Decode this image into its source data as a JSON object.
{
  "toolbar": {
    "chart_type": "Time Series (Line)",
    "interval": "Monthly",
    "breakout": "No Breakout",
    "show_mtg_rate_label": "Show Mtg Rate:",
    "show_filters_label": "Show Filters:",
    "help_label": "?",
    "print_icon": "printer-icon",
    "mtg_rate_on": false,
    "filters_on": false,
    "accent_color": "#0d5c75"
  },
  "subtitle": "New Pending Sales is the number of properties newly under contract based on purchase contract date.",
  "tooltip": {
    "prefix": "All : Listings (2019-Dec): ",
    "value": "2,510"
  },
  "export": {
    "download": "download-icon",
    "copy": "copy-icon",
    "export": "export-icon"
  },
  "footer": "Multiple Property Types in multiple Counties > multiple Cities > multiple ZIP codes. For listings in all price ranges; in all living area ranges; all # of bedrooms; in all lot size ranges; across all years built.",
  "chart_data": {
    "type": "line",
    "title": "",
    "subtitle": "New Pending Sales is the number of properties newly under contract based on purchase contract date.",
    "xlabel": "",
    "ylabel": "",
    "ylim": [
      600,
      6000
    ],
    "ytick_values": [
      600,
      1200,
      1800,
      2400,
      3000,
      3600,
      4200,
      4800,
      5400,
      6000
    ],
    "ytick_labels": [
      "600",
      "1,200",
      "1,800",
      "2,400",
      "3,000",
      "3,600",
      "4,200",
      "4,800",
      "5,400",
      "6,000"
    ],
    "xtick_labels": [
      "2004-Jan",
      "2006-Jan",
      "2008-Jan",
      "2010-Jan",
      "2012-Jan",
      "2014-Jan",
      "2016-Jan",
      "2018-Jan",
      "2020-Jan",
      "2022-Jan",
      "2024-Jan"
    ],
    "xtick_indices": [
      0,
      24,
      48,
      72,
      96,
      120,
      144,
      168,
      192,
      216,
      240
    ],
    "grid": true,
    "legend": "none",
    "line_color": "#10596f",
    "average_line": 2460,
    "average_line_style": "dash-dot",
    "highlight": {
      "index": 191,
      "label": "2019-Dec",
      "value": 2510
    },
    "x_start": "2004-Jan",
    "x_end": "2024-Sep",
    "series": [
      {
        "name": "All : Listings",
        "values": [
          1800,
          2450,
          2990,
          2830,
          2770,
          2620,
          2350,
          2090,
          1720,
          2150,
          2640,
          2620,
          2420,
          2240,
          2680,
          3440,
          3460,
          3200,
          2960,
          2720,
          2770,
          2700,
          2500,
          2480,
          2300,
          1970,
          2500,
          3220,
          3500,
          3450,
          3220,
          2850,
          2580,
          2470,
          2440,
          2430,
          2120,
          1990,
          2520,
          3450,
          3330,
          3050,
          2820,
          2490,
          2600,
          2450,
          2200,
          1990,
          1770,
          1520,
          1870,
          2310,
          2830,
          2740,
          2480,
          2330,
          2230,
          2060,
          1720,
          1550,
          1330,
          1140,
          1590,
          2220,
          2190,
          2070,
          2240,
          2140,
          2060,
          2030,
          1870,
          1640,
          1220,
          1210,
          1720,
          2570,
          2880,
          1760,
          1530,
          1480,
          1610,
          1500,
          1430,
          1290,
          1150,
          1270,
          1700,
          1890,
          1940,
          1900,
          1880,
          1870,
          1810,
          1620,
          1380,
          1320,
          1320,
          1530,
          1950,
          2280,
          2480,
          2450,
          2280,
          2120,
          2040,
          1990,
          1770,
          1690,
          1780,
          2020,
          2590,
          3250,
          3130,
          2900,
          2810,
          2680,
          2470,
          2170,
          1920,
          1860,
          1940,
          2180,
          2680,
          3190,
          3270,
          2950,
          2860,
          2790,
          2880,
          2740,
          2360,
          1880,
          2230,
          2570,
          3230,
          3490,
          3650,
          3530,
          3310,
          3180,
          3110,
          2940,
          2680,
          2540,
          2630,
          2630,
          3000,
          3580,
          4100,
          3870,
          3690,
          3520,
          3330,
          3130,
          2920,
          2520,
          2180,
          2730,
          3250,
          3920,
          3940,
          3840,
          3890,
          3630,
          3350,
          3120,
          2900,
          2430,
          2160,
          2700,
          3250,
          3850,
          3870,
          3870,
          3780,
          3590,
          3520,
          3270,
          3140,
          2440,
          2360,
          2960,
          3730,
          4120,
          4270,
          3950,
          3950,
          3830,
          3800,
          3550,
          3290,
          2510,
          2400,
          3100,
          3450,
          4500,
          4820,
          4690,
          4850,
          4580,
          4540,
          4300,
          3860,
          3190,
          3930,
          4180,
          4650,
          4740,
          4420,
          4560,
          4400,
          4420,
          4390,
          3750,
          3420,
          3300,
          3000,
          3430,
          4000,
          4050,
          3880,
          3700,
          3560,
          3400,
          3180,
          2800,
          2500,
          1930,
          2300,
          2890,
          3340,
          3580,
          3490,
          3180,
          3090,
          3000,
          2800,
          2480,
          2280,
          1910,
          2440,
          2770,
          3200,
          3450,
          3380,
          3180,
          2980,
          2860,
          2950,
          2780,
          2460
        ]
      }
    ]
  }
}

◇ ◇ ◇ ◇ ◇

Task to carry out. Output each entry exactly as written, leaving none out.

Written reply.
Decode this image into its source data as a JSON object.
{
  "toolbar": {
    "chart_type": "Time Series (Line)",
    "interval": "Monthly",
    "breakout": "No Breakout",
    "show_mtg_rate_label": "Show Mtg Rate:",
    "show_filters_label": "Show Filters:",
    "help_label": "?",
    "print_icon": "printer-icon",
    "mtg_rate_on": false,
    "filters_on": false,
    "accent_color": "#0d5c75"
  },
  "subtitle": "New Pending Sales is the number of properties newly under contract based on purchase contract date.",
  "tooltip": {
    "prefix": "All : Listings (2019-Dec): ",
    "value": "2,510"
  },
  "export": {
    "download": "download-icon",
    "copy": "copy-icon",
    "export": "export-icon"
  },
  "footer": "Multiple Property Types in multiple Counties > multiple Cities > multiple ZIP codes. For listings in all price ranges; in all living area ranges; all # of bedrooms; in all lot size ranges; across all years built.",
  "chart_data": {
    "type": "line",
    "title": "",
    "subtitle": "New Pending Sales is the number of properties newly under contract based on purchase contract date.",
    "xlabel": "",
    "ylabel": "",
    "ylim": [
      600,
      6000
    ],
    "ytick_values": [
      600,
      1200,
      1800,
      2400,
      3000,
      3600,
      4200,
      4800,
      5400,
      6000
    ],
    "ytick_labels": [
      "600",
      "1,200",
      "1,800",
      "2,400",
      "3,000",
      "3,600",
      "4,200",
      "4,800",
      "5,400",
      "6,000"
    ],
    "xtick_labels": [
      "2004-Jan",
      "2006-Jan",
      "2008-Jan",
      "2010-Jan",
      "2012-Jan",
      "2014-Jan",
      "2016-Jan",
      "2018-Jan",
      "2020-Jan",
      "2022-Jan",
      "2024-Jan"
    ],
    "xtick_indices": [
      0,
      24,
      48,
      72,
      96,
      120,
      144,
      168,
      192,
      216,
      240
    ],
    "grid": true,
    "legend": "none",
    "line_color": "#10596f",
    "average_line": 2460,
    "average_line_style": "dash-dot",
    "highlight": {
      "index": 191,
      "label": "2019-Dec",
      "value": 2510
    },
    "x_start": "2004-Jan",
    "x_end": "2024-Sep",
    "series": [
      {
        "name": "All : Listings",
        "values": [
          1800,
          2450,
          2990,
          2830,
          2770,
          2620,
          2350,
          2090,
          1720,
          2150,
          2640,
          2620,
          2420,
          2240,
          2680,
          3440,
          3460,
          3200,
          2960,
          2720,
          2770,
          2700,
          2500,
          2480,
          2300,
          1970,
          2500,
          3220,
          3500,
          3450,
          3220,
          2850,
          2580,
          2470,
          2440,
          2430,
          2120,
          1990,
          2520,
          3450,
          3330,
          3050,
          2820,
          2490,
          2600,
          2450,
          2200,
          1990,
          1770,
          1520,
          1870,
          2310,
          2830,
          2740,
          2480,
          2330,
          2230,
          2060,
          1720,
          1550,
          1330,
          1140,
          1590,
          2220,
          2190,
          2070,
          2240,
          2140,
          2060,
          2030,
          1870,
          1640,
          1220,
          1210,
          1720,
          2570,
          2880,
          1760,
          1530,
          1480,
          1610,
          1500,
          1430,
          1290,
          1150,
          1270,
          1700,
          1890,
          1940,
          1900,
          1880,
          1870,
          1810,
          1620,
          1380,
          1320,
          1320,
          1530,
          1950,
          2280,
          2480,
          2450,
          2280,
          2120,
          2040,
          1990,
          1770,
          1690,
          1780,
          2020,
          2590,
          3250,
          3130,
          2900,
          2810,
          2680,
          2470,
          2170,
          1920,
          1860,
          1940,
          2180,
          2680,
          3190,
          3270,
          2950,
          2860,
          2790,
          2880,
          2740,
          2360,
          1880,
          2230,
          2570,
          3230,
          3490,
          3650,
          3530,
          3310,
          3180,
          3110,
          2940,
          2680,
          2540,
          2630,
          2630,
          3000,
          3580,
          4100,
          3870,
          3690,
          3520,
          3330,
          3130,
          2920,
          2520,
          2180,
          2730,
          3250,
          3920,
          3940,
          3840,
          3890,
          3630,
          3350,
          3120,
          2900,
          2430,
          2160,
          2700,
          3250,
          3850,
          3870,
          3870,
          3780,
          3590,
          3520,
          3270,
          3140,
          2440,
          2360,
          2960,
          3730,
          4120,
          4270,
          3950,
          3950,
          3830,
          3800,
          3550,
          3290,
          2510,
          2400,
          3100,
          3450,
          4500,
          4820,
          4690,
          4850,
          4580,
          4540,
          4300,
          3860,
          3190,
          3930,
          4180,
          4650,
          4740,
          4420,
          4560,
          4400,
          4420,
          4390,
          3750,
          3420,
          3300,
          3000,
          3430,
          4000,
          4050,
          3880,
          3700,
          3560,
          3400,
          3180,
          2800,
          2500,
          1930,
          2300,
          2890,
          3340,
          3580,
          3490,
          3180,
          3090,
          3000,
          2800,
          2480,
          2280,
          1910,
          2440,
          2770,
          3200,
          3450,
          3380,
          3180,
          2980,
          2860,
          2950,
          2780,
          2460
        ]
      }
    ]
  }
}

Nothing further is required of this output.